### WHAT IS EXPECTED
Images should be left out, and everything else in the listing reproduced exactly.

### DATA TO USE
=== Section Start ===

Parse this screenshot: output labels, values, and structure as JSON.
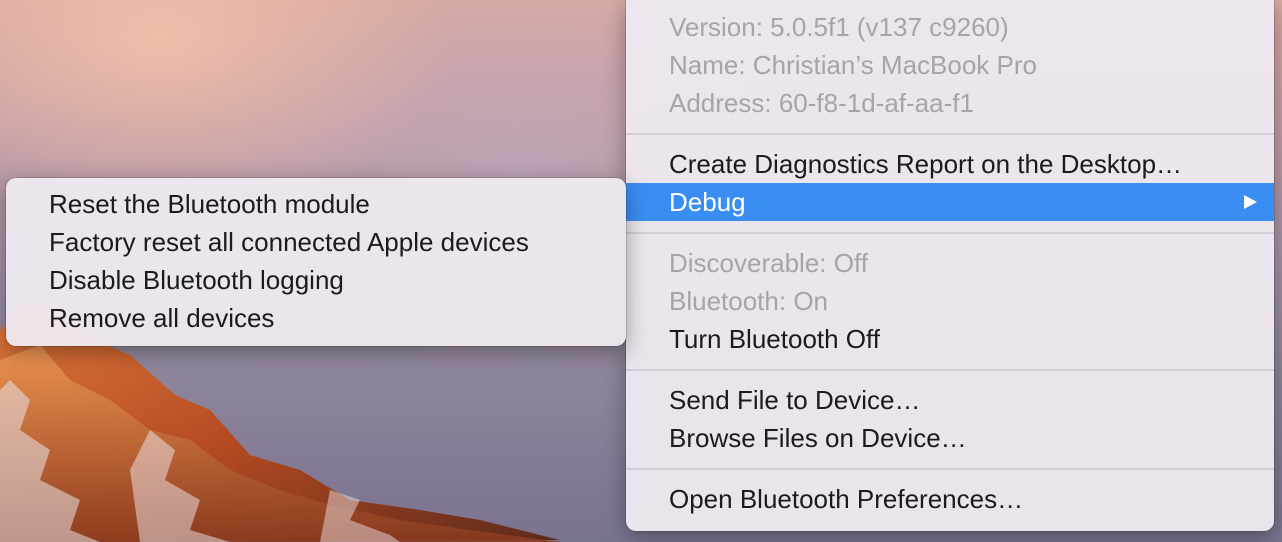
{
  "bluetooth_menu": {
    "info": {
      "version": "Version: 5.0.5f1 (v137 c9260)",
      "name": "Name: Christian’s MacBook Pro",
      "address": "Address: 60-f8-1d-af-aa-f1"
    },
    "create_diagnostics": "Create Diagnostics Report on the Desktop…",
    "debug": {
      "label": "Debug",
      "arrow_icon": "chevron-right-icon"
    },
    "discoverable": "Discoverable: Off",
    "bluetooth_status": "Bluetooth: On",
    "turn_off": "Turn Bluetooth Off",
    "send_file": "Send File to Device…",
    "browse_files": "Browse Files on Device…",
    "open_preferences": "Open Bluetooth Preferences…"
  },
  "debug_submenu": {
    "items": [
      "Reset the Bluetooth module",
      "Factory reset all connected Apple devices",
      "Disable Bluetooth logging",
      "Remove all devices"
    ]
  },
  "colors": {
    "highlight": "#3a8ef3",
    "disabled_text": "#a8a3ab",
    "text": "#1b1b1b"
  }
}
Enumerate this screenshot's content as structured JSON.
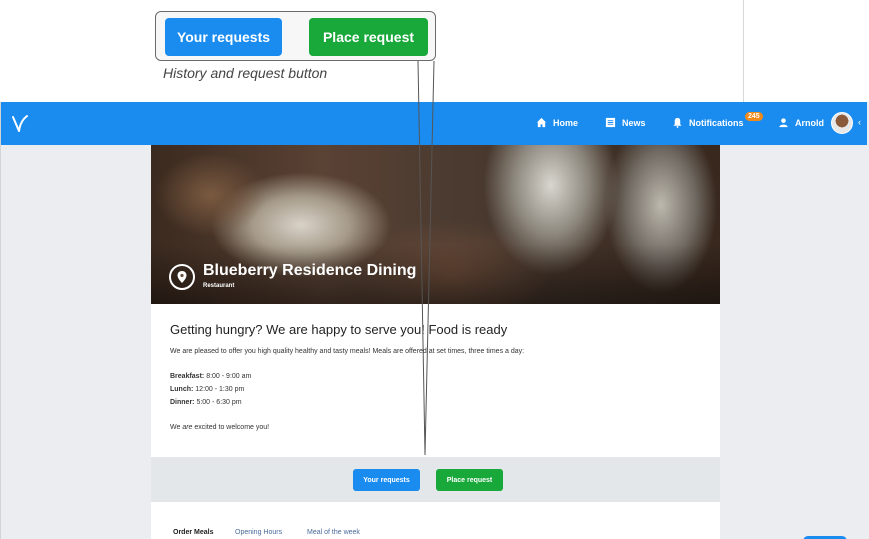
{
  "annotation": {
    "requests_label": "Your requests",
    "place_label": "Place request",
    "caption": "History and request button"
  },
  "nav": {
    "home": "Home",
    "news": "News",
    "notifications": "Notifications",
    "notifications_count": "245",
    "user": "Arnold"
  },
  "hero": {
    "title": "Blueberry Residence Dining",
    "subtitle": "Restaurant"
  },
  "content": {
    "heading": "Getting hungry? We are happy to serve you! Food is ready",
    "intro": "We are pleased to offer you high quality healthy and tasty meals! Meals are offered at set times, three times a day:",
    "meals": [
      {
        "name": "Breakfast:",
        "time": "8:00 - 9:00 am"
      },
      {
        "name": "Lunch:",
        "time": "12:00 - 1:30 pm"
      },
      {
        "name": "Dinner:",
        "time": "5:00 - 6:30 pm"
      }
    ],
    "outro_pre": "We ",
    "outro_em": "are",
    "outro_post": " excited to welcome you!"
  },
  "actions": {
    "requests_label": "Your requests",
    "place_label": "Place request"
  },
  "tabs": [
    "Order Meals",
    "Opening Hours",
    "Meal of the week"
  ],
  "colors": {
    "primary": "#1a8cf0",
    "success": "#19a83a",
    "badge": "#f08a1a"
  }
}
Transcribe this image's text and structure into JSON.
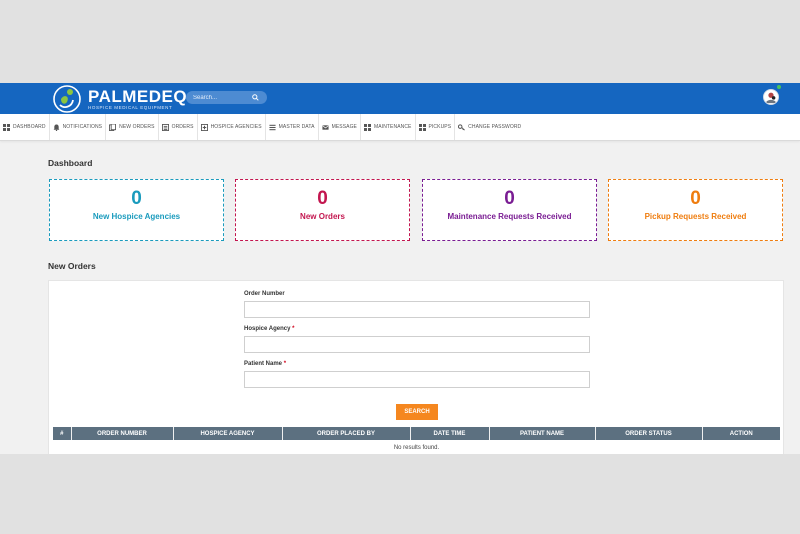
{
  "header": {
    "brand": "PALMEDEQ",
    "tagline": "HOSPICE MEDICAL EQUIPMENT",
    "search_placeholder": "Search...",
    "colors": {
      "bar": "#1566c0"
    }
  },
  "nav": [
    {
      "label": "DASHBOARD",
      "icon": "dashboard-icon"
    },
    {
      "label": "NOTIFICATIONS",
      "icon": "bell-icon"
    },
    {
      "label": "NEW ORDERS",
      "icon": "orders-icon"
    },
    {
      "label": "ORDERS",
      "icon": "list-icon"
    },
    {
      "label": "HOSPICE AGENCIES",
      "icon": "plus-box-icon"
    },
    {
      "label": "MASTER DATA",
      "icon": "menu-icon"
    },
    {
      "label": "MESSAGE",
      "icon": "envelope-icon"
    },
    {
      "label": "MAINTENANCE",
      "icon": "grid-icon"
    },
    {
      "label": "PICKUPS",
      "icon": "grid-icon"
    },
    {
      "label": "CHANGE PASSWORD",
      "icon": "key-icon"
    }
  ],
  "dashboard": {
    "title": "Dashboard",
    "cards": [
      {
        "value": "0",
        "label": "New Hospice Agencies",
        "color": "#1a9bbd"
      },
      {
        "value": "0",
        "label": "New Orders",
        "color": "#c3164f"
      },
      {
        "value": "0",
        "label": "Maintenance Requests Received",
        "color": "#7a1d93"
      },
      {
        "value": "0",
        "label": "Pickup Requests Received",
        "color": "#ef7d0f"
      }
    ]
  },
  "orders": {
    "title": "New Orders",
    "fields": {
      "order_number": {
        "label": "Order Number",
        "value": ""
      },
      "hospice_agency": {
        "label": "Hospice Agency",
        "required": "*",
        "value": ""
      },
      "patient_name": {
        "label": "Patient Name",
        "required": "*",
        "value": ""
      }
    },
    "search_button": "SEARCH",
    "table": {
      "columns": [
        "#",
        "ORDER NUMBER",
        "HOSPICE AGENCY",
        "ORDER PLACED BY",
        "DATE TIME",
        "PATIENT NAME",
        "ORDER STATUS",
        "ACTION"
      ],
      "empty_message": "No results found."
    }
  }
}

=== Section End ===

### TASK RESULT
Parse this screenshot: output labels, values, and structure as JSON.
{
  "bluetooth_menu": {
    "info": {
      "version": "Version: 5.0.5f1 (v137 c9260)",
      "name": "Name: Christian’s MacBook Pro",
      "address": "Address: 60-f8-1d-af-aa-f1"
    },
    "create_diagnostics": "Create Diagnostics Report on the Desktop…",
    "debug": {
      "label": "Debug",
      "arrow_icon": "chevron-right-icon"
    },
    "discoverable": "Discoverable: Off",
    "bluetooth_status": "Bluetooth: On",
    "turn_off": "Turn Bluetooth Off",
    "send_file": "Send File to Device…",
    "browse_files": "Browse Files on Device…",
    "open_preferences": "Open Bluetooth Preferences…"
  },
  "debug_submenu": {
    "items": [
      "Reset the Bluetooth module",
      "Factory reset all connected Apple devices",
      "Disable Bluetooth logging",
      "Remove all devices"
    ]
  },
  "colors": {
    "highlight": "#3a8ef3",
    "disabled_text": "#a8a3ab",
    "text": "#1b1b1b"
  }
}
Enumerate this screenshot's content as structured JSON.
{
  "annotation": {
    "requests_label": "Your requests",
    "place_label": "Place request",
    "caption": "History and request button"
  },
  "nav": {
    "home": "Home",
    "news": "News",
    "notifications": "Notifications",
    "notifications_count": "245",
    "user": "Arnold"
  },
  "hero": {
    "title": "Blueberry Residence Dining",
    "subtitle": "Restaurant"
  },
  "content": {
    "heading": "Getting hungry? We are happy to serve you! Food is ready",
    "intro": "We are pleased to offer you high quality healthy and tasty meals! Meals are offered at set times, three times a day:",
    "meals": [
      {
        "name": "Breakfast:",
        "time": "8:00 - 9:00 am"
      },
      {
        "name": "Lunch:",
        "time": "12:00 - 1:30 pm"
      },
      {
        "name": "Dinner:",
        "time": "5:00 - 6:30 pm"
      }
    ],
    "outro_pre": "We ",
    "outro_em": "are",
    "outro_post": " excited to welcome you!"
  },
  "actions": {
    "requests_label": "Your requests",
    "place_label": "Place request"
  },
  "tabs": [
    "Order Meals",
    "Opening Hours",
    "Meal of the week"
  ],
  "colors": {
    "primary": "#1a8cf0",
    "success": "#19a83a",
    "badge": "#f08a1a"
  }
}
Transcribe this image's text and structure into JSON.
{
  "header": {
    "brand": "PALMEDEQ",
    "tagline": "HOSPICE MEDICAL EQUIPMENT",
    "search_placeholder": "Search...",
    "colors": {
      "bar": "#1566c0"
    }
  },
  "nav": [
    {
      "label": "DASHBOARD",
      "icon": "dashboard-icon"
    },
    {
      "label": "NOTIFICATIONS",
      "icon": "bell-icon"
    },
    {
      "label": "NEW ORDERS",
      "icon": "orders-icon"
    },
    {
      "label": "ORDERS",
      "icon": "list-icon"
    },
    {
      "label": "HOSPICE AGENCIES",
      "icon": "plus-box-icon"
    },
    {
      "label": "MASTER DATA",
      "icon": "menu-icon"
    },
    {
      "label": "MESSAGE",
      "icon": "envelope-icon"
    },
    {
      "label": "MAINTENANCE",
      "icon": "grid-icon"
    },
    {
      "label": "PICKUPS",
      "icon": "grid-icon"
    },
    {
      "label": "CHANGE PASSWORD",
      "icon": "key-icon"
    }
  ],
  "dashboard": {
    "title": "Dashboard",
    "cards": [
      {
        "value": "0",
        "label": "New Hospice Agencies",
        "color": "#1a9bbd"
      },
      {
        "value": "0",
        "label": "New Orders",
        "color": "#c3164f"
      },
      {
        "value": "0",
        "label": "Maintenance Requests Received",
        "color": "#7a1d93"
      },
      {
        "value": "0",
        "label": "Pickup Requests Received",
        "color": "#ef7d0f"
      }
    ]
  },
  "orders": {
    "title": "New Orders",
    "fields": {
      "order_number": {
        "label": "Order Number",
        "value": ""
      },
      "hospice_agency": {
        "label": "Hospice Agency",
        "required": "*",
        "value": ""
      },
      "patient_name": {
        "label": "Patient Name",
        "required": "*",
        "value": ""
      }
    },
    "search_button": "SEARCH",
    "table": {
      "columns": [
        "#",
        "ORDER NUMBER",
        "HOSPICE AGENCY",
        "ORDER PLACED BY",
        "DATE TIME",
        "PATIENT NAME",
        "ORDER STATUS",
        "ACTION"
      ],
      "empty_message": "No results found."
    }
  }
}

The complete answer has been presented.